**BRIEF:** In the material below, the lines to repeat exactly run from the one containing "Transcribe this image's" to the very last line, both included.

**DATA SUPPLIED:**
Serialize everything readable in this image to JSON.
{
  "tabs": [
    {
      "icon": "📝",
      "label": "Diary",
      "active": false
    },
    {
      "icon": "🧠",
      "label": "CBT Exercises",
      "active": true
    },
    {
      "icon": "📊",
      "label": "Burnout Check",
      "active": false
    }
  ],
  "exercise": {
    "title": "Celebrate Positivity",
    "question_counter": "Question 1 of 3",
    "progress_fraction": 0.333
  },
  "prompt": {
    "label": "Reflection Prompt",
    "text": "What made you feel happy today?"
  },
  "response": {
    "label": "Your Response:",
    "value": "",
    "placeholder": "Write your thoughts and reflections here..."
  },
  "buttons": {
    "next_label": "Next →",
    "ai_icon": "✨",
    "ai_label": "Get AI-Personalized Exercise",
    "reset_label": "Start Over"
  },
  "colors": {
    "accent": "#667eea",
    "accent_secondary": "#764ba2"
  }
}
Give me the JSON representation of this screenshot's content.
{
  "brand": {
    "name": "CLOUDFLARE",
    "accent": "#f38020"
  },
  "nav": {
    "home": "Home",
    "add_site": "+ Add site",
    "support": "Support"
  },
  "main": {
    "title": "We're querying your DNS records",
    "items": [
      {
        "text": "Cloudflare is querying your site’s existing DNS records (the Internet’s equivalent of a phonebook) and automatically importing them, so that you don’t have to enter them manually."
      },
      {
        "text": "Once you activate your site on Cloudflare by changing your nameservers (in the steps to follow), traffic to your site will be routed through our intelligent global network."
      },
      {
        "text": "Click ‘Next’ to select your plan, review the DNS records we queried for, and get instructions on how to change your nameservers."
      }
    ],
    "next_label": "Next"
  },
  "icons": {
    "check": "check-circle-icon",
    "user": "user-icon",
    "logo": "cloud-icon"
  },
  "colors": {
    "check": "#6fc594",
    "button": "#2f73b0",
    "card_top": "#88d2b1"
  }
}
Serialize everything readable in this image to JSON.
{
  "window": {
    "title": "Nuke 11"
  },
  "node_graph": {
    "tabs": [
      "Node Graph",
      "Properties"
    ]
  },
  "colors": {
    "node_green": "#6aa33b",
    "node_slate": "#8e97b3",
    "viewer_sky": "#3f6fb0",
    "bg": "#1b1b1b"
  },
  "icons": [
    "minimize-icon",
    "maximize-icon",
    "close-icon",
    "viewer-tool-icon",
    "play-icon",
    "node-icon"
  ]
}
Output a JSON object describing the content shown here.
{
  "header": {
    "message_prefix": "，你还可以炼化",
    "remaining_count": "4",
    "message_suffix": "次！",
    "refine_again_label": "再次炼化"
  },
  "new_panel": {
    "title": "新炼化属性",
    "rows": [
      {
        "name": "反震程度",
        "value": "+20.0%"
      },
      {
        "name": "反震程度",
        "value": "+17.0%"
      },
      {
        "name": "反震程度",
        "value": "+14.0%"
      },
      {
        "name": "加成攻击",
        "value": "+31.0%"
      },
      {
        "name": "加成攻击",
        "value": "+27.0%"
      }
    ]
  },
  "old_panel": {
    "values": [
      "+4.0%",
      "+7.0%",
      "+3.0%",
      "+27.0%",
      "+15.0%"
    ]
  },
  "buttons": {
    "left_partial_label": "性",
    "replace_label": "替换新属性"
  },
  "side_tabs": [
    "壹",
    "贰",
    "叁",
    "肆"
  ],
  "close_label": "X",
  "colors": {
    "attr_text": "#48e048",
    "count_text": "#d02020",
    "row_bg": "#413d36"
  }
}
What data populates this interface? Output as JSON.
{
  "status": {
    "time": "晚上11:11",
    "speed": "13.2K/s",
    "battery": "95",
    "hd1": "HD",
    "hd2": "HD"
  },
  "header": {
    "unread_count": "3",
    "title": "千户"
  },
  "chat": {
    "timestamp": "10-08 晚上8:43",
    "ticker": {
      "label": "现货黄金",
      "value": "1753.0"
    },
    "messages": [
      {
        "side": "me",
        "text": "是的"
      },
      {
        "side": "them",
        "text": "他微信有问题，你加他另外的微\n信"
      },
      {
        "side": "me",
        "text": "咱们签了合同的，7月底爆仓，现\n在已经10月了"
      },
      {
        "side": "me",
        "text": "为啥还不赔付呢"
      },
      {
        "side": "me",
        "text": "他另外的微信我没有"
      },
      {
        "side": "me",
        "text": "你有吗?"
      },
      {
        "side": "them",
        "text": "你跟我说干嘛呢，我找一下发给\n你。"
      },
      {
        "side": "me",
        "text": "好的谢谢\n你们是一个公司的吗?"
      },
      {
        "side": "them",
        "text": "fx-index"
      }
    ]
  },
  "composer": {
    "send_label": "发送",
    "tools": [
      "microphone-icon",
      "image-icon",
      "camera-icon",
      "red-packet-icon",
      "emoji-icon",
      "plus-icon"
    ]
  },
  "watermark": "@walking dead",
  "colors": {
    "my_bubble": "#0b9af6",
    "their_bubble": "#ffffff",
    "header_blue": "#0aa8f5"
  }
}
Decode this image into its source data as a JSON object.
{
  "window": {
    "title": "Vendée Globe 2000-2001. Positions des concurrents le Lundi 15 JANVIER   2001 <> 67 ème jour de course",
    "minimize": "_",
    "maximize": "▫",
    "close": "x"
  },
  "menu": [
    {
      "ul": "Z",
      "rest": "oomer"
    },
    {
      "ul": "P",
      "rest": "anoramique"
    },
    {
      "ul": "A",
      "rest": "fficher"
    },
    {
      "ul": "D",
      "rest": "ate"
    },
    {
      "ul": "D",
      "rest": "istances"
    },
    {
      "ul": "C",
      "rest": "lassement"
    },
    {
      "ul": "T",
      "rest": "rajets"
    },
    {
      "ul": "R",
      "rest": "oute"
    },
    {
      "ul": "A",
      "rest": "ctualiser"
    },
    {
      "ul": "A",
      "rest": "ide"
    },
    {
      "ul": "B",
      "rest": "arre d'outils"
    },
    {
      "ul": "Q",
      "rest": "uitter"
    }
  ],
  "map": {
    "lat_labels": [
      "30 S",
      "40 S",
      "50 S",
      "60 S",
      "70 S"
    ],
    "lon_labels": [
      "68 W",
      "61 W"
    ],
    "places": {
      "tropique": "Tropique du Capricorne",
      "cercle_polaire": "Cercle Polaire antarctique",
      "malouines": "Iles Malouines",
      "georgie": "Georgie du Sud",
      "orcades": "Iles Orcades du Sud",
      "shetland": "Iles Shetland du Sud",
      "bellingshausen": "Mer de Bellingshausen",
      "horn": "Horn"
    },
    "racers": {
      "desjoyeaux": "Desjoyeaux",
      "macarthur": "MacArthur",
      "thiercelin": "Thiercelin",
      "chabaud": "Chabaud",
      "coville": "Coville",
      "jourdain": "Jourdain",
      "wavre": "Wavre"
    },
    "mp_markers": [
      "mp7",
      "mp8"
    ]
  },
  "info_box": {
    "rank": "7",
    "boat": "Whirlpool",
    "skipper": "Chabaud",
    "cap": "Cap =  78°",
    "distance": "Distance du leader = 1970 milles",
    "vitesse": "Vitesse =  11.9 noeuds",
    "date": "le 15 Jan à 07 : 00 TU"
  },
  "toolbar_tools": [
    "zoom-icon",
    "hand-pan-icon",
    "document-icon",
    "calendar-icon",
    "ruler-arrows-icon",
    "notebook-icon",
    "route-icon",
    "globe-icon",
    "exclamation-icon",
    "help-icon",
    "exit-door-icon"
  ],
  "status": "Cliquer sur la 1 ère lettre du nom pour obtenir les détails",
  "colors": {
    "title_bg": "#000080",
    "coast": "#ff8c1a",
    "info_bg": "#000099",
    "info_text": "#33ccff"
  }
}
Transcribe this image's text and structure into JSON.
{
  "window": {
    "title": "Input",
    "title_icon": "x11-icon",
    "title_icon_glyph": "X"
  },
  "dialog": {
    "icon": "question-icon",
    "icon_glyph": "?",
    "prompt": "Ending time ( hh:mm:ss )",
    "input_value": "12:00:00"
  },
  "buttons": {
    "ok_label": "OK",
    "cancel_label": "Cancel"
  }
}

**ANSWER TO THIS TASK:**
Transcribe this image's text and structure into JSON.
{
  "window": {
    "title": "Input",
    "title_icon": "x11-icon",
    "title_icon_glyph": "X"
  },
  "dialog": {
    "icon": "question-icon",
    "icon_glyph": "?",
    "prompt": "Ending time ( hh:mm:ss )",
    "input_value": "12:00:00"
  },
  "buttons": {
    "ok_label": "OK",
    "cancel_label": "Cancel"
  }
}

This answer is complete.